◆ EXERCISE OBJECTIVE ◆
Retype all of the entries exactly as they appear.

Entries from a dataset of interfaces:
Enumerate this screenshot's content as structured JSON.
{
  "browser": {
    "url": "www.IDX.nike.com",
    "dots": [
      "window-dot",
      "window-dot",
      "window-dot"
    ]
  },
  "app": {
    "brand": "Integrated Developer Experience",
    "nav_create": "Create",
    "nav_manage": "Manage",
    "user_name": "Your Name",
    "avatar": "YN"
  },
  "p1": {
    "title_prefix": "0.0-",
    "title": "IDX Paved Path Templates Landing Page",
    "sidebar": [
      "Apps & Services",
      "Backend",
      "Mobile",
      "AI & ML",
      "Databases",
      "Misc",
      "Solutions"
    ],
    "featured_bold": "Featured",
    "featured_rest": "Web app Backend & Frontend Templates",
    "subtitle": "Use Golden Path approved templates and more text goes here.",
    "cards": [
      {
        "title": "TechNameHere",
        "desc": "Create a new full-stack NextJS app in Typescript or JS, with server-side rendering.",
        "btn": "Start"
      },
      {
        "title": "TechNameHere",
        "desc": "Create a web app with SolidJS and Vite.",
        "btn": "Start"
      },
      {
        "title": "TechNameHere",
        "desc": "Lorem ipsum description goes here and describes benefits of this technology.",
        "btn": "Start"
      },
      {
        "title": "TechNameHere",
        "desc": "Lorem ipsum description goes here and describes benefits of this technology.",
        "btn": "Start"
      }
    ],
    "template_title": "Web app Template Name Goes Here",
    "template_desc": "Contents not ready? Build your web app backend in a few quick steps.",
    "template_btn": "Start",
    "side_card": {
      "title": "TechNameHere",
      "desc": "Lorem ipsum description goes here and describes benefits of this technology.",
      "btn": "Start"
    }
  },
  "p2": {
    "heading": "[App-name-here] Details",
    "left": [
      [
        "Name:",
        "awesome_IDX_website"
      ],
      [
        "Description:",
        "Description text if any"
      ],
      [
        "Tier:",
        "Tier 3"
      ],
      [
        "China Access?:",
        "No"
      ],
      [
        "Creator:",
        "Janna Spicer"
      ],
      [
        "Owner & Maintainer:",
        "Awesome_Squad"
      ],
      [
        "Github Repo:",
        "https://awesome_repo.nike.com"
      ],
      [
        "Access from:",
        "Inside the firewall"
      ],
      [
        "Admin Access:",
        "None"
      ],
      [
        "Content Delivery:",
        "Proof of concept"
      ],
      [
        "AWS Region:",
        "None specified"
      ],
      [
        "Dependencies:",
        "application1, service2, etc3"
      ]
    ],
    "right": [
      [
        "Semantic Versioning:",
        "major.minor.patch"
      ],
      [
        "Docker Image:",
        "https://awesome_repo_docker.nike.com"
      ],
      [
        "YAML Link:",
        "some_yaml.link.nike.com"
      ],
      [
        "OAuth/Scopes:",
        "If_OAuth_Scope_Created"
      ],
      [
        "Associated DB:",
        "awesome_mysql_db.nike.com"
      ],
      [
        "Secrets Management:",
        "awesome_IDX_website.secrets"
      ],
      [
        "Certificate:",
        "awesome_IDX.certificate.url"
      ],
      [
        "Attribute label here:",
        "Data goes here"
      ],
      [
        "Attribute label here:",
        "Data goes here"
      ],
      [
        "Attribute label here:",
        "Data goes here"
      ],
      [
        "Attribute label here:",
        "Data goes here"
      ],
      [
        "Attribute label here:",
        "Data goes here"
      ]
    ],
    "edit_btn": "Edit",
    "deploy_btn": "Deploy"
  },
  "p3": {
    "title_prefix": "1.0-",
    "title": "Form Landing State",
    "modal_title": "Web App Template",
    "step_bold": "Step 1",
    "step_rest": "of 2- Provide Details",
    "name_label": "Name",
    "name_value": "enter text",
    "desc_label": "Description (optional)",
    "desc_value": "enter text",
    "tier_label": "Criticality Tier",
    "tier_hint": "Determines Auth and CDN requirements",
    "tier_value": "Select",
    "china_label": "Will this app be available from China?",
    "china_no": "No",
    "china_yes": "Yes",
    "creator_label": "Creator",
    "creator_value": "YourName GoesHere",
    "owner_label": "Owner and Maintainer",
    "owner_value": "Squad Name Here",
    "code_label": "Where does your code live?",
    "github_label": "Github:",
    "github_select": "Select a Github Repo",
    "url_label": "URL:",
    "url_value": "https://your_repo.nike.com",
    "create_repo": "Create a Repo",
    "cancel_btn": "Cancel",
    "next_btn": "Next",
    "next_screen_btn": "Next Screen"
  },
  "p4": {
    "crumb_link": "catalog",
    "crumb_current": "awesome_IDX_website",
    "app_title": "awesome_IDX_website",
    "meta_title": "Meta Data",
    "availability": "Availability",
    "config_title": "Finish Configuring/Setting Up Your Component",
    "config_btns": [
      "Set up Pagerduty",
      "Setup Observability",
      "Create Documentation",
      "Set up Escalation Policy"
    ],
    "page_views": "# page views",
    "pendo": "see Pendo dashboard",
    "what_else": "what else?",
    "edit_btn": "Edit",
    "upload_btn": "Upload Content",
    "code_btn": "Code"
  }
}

◆ WRITTEN ANSWER ◆
Enumerate this screenshot's content as structured JSON.
{
  "browser": {
    "url": "www.IDX.nike.com",
    "dots": [
      "window-dot",
      "window-dot",
      "window-dot"
    ]
  },
  "app": {
    "brand": "Integrated Developer Experience",
    "nav_create": "Create",
    "nav_manage": "Manage",
    "user_name": "Your Name",
    "avatar": "YN"
  },
  "p1": {
    "title_prefix": "0.0-",
    "title": "IDX Paved Path Templates Landing Page",
    "sidebar": [
      "Apps & Services",
      "Backend",
      "Mobile",
      "AI & ML",
      "Databases",
      "Misc",
      "Solutions"
    ],
    "featured_bold": "Featured",
    "featured_rest": "Web app Backend & Frontend Templates",
    "subtitle": "Use Golden Path approved templates and more text goes here.",
    "cards": [
      {
        "title": "TechNameHere",
        "desc": "Create a new full-stack NextJS app in Typescript or JS, with server-side rendering.",
        "btn": "Start"
      },
      {
        "title": "TechNameHere",
        "desc": "Create a web app with SolidJS and Vite.",
        "btn": "Start"
      },
      {
        "title": "TechNameHere",
        "desc": "Lorem ipsum description goes here and describes benefits of this technology.",
        "btn": "Start"
      },
      {
        "title": "TechNameHere",
        "desc": "Lorem ipsum description goes here and describes benefits of this technology.",
        "btn": "Start"
      }
    ],
    "template_title": "Web app Template Name Goes Here",
    "template_desc": "Contents not ready? Build your web app backend in a few quick steps.",
    "template_btn": "Start",
    "side_card": {
      "title": "TechNameHere",
      "desc": "Lorem ipsum description goes here and describes benefits of this technology.",
      "btn": "Start"
    }
  },
  "p2": {
    "heading": "[App-name-here] Details",
    "left": [
      [
        "Name:",
        "awesome_IDX_website"
      ],
      [
        "Description:",
        "Description text if any"
      ],
      [
        "Tier:",
        "Tier 3"
      ],
      [
        "China Access?:",
        "No"
      ],
      [
        "Creator:",
        "Janna Spicer"
      ],
      [
        "Owner & Maintainer:",
        "Awesome_Squad"
      ],
      [
        "Github Repo:",
        "https://awesome_repo.nike.com"
      ],
      [
        "Access from:",
        "Inside the firewall"
      ],
      [
        "Admin Access:",
        "None"
      ],
      [
        "Content Delivery:",
        "Proof of concept"
      ],
      [
        "AWS Region:",
        "None specified"
      ],
      [
        "Dependencies:",
        "application1, service2, etc3"
      ]
    ],
    "right": [
      [
        "Semantic Versioning:",
        "major.minor.patch"
      ],
      [
        "Docker Image:",
        "https://awesome_repo_docker.nike.com"
      ],
      [
        "YAML Link:",
        "some_yaml.link.nike.com"
      ],
      [
        "OAuth/Scopes:",
        "If_OAuth_Scope_Created"
      ],
      [
        "Associated DB:",
        "awesome_mysql_db.nike.com"
      ],
      [
        "Secrets Management:",
        "awesome_IDX_website.secrets"
      ],
      [
        "Certificate:",
        "awesome_IDX.certificate.url"
      ],
      [
        "Attribute label here:",
        "Data goes here"
      ],
      [
        "Attribute label here:",
        "Data goes here"
      ],
      [
        "Attribute label here:",
        "Data goes here"
      ],
      [
        "Attribute label here:",
        "Data goes here"
      ],
      [
        "Attribute label here:",
        "Data goes here"
      ]
    ],
    "edit_btn": "Edit",
    "deploy_btn": "Deploy"
  },
  "p3": {
    "title_prefix": "1.0-",
    "title": "Form Landing State",
    "modal_title": "Web App Template",
    "step_bold": "Step 1",
    "step_rest": "of 2- Provide Details",
    "name_label": "Name",
    "name_value": "enter text",
    "desc_label": "Description (optional)",
    "desc_value": "enter text",
    "tier_label": "Criticality Tier",
    "tier_hint": "Determines Auth and CDN requirements",
    "tier_value": "Select",
    "china_label": "Will this app be available from China?",
    "china_no": "No",
    "china_yes": "Yes",
    "creator_label": "Creator",
    "creator_value": "YourName GoesHere",
    "owner_label": "Owner and Maintainer",
    "owner_value": "Squad Name Here",
    "code_label": "Where does your code live?",
    "github_label": "Github:",
    "github_select": "Select a Github Repo",
    "url_label": "URL:",
    "url_value": "https://your_repo.nike.com",
    "create_repo": "Create a Repo",
    "cancel_btn": "Cancel",
    "next_btn": "Next",
    "next_screen_btn": "Next Screen"
  },
  "p4": {
    "crumb_link": "catalog",
    "crumb_current": "awesome_IDX_website",
    "app_title": "awesome_IDX_website",
    "meta_title": "Meta Data",
    "availability": "Availability",
    "config_title": "Finish Configuring/Setting Up Your Component",
    "config_btns": [
      "Set up Pagerduty",
      "Setup Observability",
      "Create Documentation",
      "Set up Escalation Policy"
    ],
    "page_views": "# page views",
    "pendo": "see Pendo dashboard",
    "what_else": "what else?",
    "edit_btn": "Edit",
    "upload_btn": "Upload Content",
    "code_btn": "Code"
  }
}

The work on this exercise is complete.